To help protect EU Member States against the introduction of Xylella fastidiosa, EU emergency legislation has been introduced, which includes requirements to protect against introductions from non-EU countries, as well as from those parts of the EU where it is has been detected.
As well as introducing requirements for imports of non-EU plants and the movement of ‘specified plants’ (which include the confirmed hosts of Xylella fastidiosa in the EU and further afield), speaking at the annual Organics Recycling Group conference on 3 March, Mike Dennison, veterinary officer at the APHA said, “There is a new plant disease in the news. It is quite possible this could have an effect in terms of composting which needs to be controlled.” He suggested that this could mean composts from at risk sources needed to be heat treated, for example through In-Vessel Composting or anaerobic digestion.
Photo Caption: Dieback caused by Xylella
Photo Credit: Wikipedia
The post Composters warned of Xylella threat appeared first on Hort News on 17 March 2016.
The European Commission is due to publish a legislative proposal which will recognise digestate from anaerobic digestion and compost as fertilisers under EU law.
Only mineral fertilisers are currently under the Fertilisers Regulation of EU law meaning they can be freely traded across the EU market, something that it is not possible for organic fertilisers which are subject to diverse national legislation.
This revision aims to create a level playing field between the two sectors and opening up the possibility to trade digestate and compost freely across the EU. It is expected that the regime would run in parallel to existing national legislation on organic fertilisers, offering the possibility to producers to comply with national rules if the product is intended for use within the country’s borders.
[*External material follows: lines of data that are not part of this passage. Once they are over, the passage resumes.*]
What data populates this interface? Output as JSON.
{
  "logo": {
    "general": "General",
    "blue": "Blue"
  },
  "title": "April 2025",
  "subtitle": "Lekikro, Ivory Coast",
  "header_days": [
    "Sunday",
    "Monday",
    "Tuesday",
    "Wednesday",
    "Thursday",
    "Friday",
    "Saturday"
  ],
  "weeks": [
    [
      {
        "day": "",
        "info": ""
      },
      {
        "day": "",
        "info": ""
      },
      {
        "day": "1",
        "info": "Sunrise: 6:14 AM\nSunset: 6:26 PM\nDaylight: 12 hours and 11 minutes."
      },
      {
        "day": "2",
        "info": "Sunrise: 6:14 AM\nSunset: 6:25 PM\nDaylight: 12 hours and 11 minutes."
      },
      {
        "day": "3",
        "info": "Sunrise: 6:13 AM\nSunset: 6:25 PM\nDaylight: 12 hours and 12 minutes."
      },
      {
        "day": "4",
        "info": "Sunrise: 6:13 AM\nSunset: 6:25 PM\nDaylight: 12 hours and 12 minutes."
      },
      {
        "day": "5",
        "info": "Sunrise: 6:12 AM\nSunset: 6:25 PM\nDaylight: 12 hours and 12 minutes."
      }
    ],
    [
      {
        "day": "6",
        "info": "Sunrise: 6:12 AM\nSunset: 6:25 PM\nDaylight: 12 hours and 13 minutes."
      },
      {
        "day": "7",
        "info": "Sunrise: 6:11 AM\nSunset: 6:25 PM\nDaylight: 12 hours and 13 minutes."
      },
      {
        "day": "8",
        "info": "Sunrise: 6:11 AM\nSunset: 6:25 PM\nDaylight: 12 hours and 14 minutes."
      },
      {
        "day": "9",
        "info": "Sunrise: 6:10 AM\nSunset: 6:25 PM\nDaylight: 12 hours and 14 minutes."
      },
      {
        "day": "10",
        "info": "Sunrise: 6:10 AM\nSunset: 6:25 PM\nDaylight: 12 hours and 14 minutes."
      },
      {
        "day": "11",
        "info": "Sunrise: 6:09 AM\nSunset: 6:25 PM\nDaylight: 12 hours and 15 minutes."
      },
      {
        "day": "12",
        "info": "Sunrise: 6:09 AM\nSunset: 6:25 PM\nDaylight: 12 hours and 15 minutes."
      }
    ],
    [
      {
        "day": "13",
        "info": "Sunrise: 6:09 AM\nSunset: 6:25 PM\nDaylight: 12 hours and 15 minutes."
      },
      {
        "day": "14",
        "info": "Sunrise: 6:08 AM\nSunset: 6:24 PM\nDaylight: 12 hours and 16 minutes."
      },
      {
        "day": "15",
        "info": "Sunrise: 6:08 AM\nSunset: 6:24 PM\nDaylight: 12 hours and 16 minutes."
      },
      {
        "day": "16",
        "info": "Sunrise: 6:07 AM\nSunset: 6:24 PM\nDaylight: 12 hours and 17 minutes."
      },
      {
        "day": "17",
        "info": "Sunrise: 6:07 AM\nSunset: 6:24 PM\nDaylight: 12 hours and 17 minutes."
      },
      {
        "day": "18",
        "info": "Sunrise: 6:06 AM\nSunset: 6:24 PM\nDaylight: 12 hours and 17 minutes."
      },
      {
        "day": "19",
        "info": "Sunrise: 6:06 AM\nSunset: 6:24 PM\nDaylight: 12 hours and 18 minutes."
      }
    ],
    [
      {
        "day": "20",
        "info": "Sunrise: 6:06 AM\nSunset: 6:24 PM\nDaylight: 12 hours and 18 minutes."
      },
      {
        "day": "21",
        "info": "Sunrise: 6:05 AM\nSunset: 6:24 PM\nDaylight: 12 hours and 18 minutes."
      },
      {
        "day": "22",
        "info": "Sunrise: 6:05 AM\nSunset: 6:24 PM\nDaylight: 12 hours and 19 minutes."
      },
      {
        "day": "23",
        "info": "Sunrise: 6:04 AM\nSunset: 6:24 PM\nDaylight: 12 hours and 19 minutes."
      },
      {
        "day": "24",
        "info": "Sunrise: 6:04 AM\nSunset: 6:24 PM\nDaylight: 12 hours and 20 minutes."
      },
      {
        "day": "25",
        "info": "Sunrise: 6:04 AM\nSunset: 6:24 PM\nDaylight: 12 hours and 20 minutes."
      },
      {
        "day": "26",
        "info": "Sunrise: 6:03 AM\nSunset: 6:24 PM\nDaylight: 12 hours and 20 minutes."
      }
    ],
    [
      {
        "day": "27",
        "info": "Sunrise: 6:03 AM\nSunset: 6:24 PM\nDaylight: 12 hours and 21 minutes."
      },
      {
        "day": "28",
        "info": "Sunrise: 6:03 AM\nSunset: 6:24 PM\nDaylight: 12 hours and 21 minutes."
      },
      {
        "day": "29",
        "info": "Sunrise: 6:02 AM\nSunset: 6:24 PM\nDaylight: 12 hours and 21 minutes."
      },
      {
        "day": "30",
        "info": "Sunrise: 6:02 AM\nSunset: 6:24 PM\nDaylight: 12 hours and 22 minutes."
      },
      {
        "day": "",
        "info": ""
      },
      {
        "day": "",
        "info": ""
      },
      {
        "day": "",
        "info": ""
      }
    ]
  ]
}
The proposal is expected to be formally published by the European Commission at the end of March. Once published it will be formally considered, and may be amended, by the European Parliament and the Council.
Photo Caption: Applying compost
Photo Credit: Wikipedia Commons
The post New legislation on organic fertilisers proposed appeared first on Hort News.